- Are you and your partner currently not officially together, but definitely more than just friends with benefits?
- Do you hang out pretty often, but you’ve never even met their mates?
- If this is the case – it’s possible you’ve wound up in a dreaded situationship
What is a situationship?
A situationship is essentially a romantic relationship which hasn’t been defined. Speaking to Cosmopolitan UK, dating coach James Preece says: “a situationship is when two people have been on a few dates but are yet to define what’s going on.”
He continues: “This usually happens for two reasons; they’re either still hedging their bets and taking time to get to know each other, or they’re nervous about making their feelings known for fear of rejection.”
You might also wind up in a situationship if one of you is afraid of commitment. Because with a situationship, there’s no guarantee that it’ll progress into a relationship. It’s always possible that things will just fizzle out if one of you gets cold feet when it comes to defining things.
Sound familiar? Here are some more signs and symptoms of a situationship.
How to tell if you’re in a situationship
There’s no consistency

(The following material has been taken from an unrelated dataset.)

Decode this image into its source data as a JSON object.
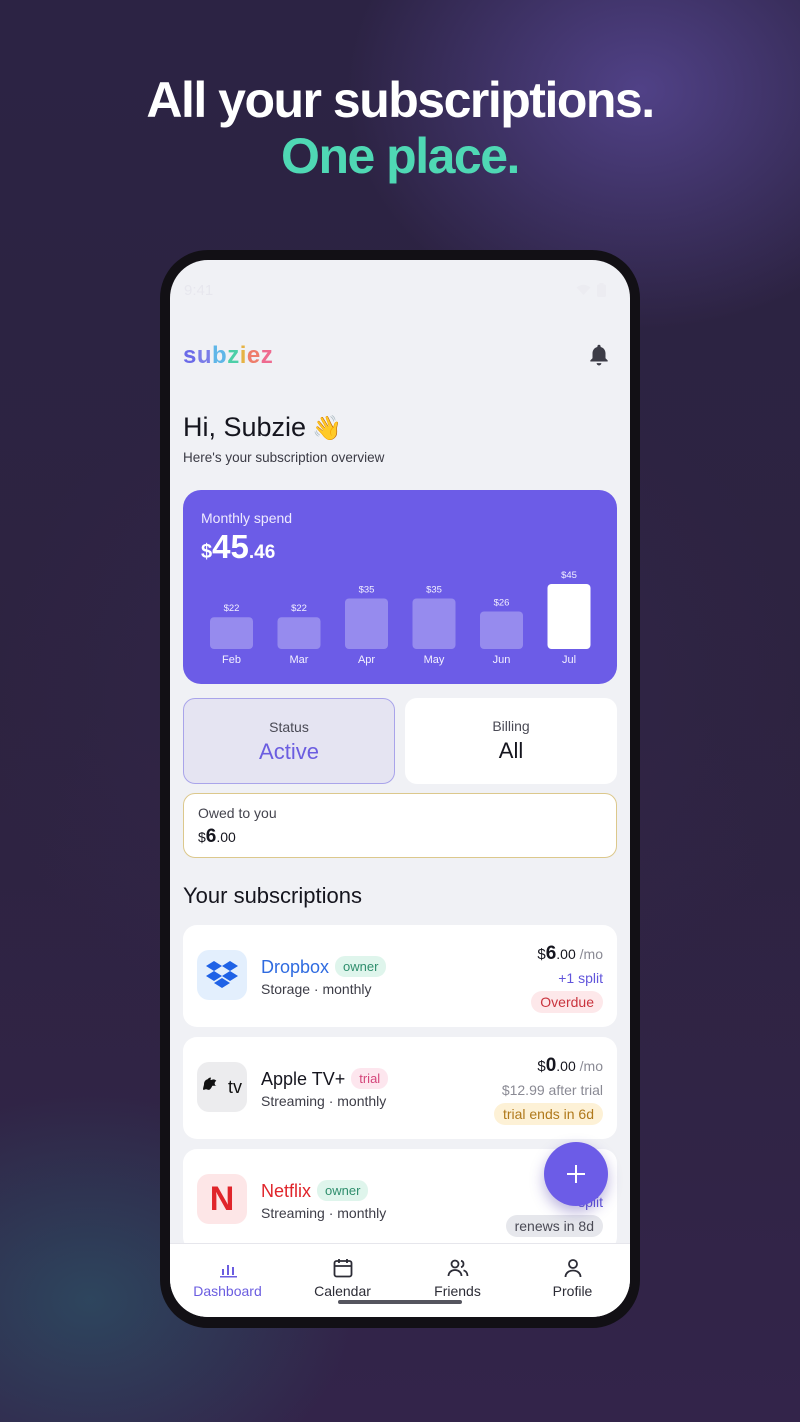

Situationships are defined by their lack of consistency. You might see your ‘partner’ every day one week, but then not at all the following week. In most relationships, you’ll naturally fall into a pattern where you see your partner a couple of times a week, but with a situationship, there’s no rhythm at all.
“One major appeal of a legit relationship is that you can count on seeing and talking to your person regularly,” says Anna Medaris Miller, writing for Women’s Health. “Situationships lack that.”
While there are benefits to playing everything by ear, it’s hard to plan things far in advance without knowing when you’ll next see your partner. Have you ever bailed on your own plans or kept your evenings free on the off chance your partner asks to come round – only for them to never text? It’s possible you’re in situationship territory if so.
You never talk about the future
In fact, you never really talk about… anything
Another sign of a doomed situationship is if you don’t really know what you talk about when you are together.
In a healthy relationship, you should be willing to be emotionally vulnerable with each other and speak about your feelings and insecurities. You should also be able to talk about your interests, ambitions, political views, hobbies… literally anything.
In a situationship, you might find yourself stuck with perpetually making small talk. While it’s pretty standard in any kind of relationship to ask questions like “what have you been up to?” and “what are you doing this weekend?”, if this is literally all you talk about, that’s not a good sign.
If this is sounding familiar, it’s possible that your connection with the other person is more physical than emotional, which is perhaps why both of you are reluctant to label yourselves as ‘in a relationship’.
While this is totally fine, if you do want a fully-fledged relationship with your situationship partner, it’s worth considering if you would truly have a strong partnership long-term if you’re struggling to connect emotionally.
You feel anxious about where things are going
The first few weeks of dating someone can often be kind of exciting given how uncertain everything is. Many people love the ‘thrill of the chase’ and the anticipation that precedes actually defining the relationship.
But if you’re finding that your excitement is beginning to lapse into anxiety, that’s not a good sign. There’s no hard and fast rule about how long you should wait before having the DTR chat, but trust your gut. If it seems like you’re in limbo and the whole situation doesn’t feel fun anymore, that’s a clear sign you’re in a situationship.
What to do about it
So, you’re in a situationship. What do you do about it?
Firstly, it’s important to note that situationships aren’t bad by default. If it’s working for you and your partner, there’s no real need to rock the boat.
Speaking to Restless Network, sexual health educator Angelica Lindsey-Ali says: “I think what we have seen from past generations is a lot of women – our grandmothers, our mothers, our aunts – being saddled with the emotional labor, [and] sometimes the financial and intellectual labor of keeping a relationship viable. The modern-day woman is not willing to have that loss of benefit in exchange for just being with a partner.”
If you’re happy to have some emotional and physical comfort from one person while retaining a lot of your other freedoms, there’s no reason why you can’t progress without labelling the relationship. That said, it is important that you both have a conversation about this to make sure you’re 100% on the same page. A situationship can only work if both parties are happy with keeping things the way they are.
But if you’re in a situationship that you’d love to see converted into a relationship one day in the not-so-distant future, you need to take action. Start a dialogue with your partner as soon as possible. Speaking to Cosmopolitan UK, therapist Heidi McBain suggests: “Be brave and transparent and initiate the dreaded relationship talk about where you currently are and where you would like to be, as far as an exclusive relationship with that person.”
Author and CEO Jenna Birch continues: “Start going on legitimate dates, and making real moves toward a relationship. Get out of the house. Invite them to a concert or an event. Have them meet your friends. See what actions are reciprocated.”
It’s clear that you need to do something if you want your situationship to progress into a relationship. Granted, it is terrifying to consider what’ll happen if things go wrong, and your partner admits that they aren’t looking for a relationship right now. But, equally, just imagine how good it’ll be if things go well.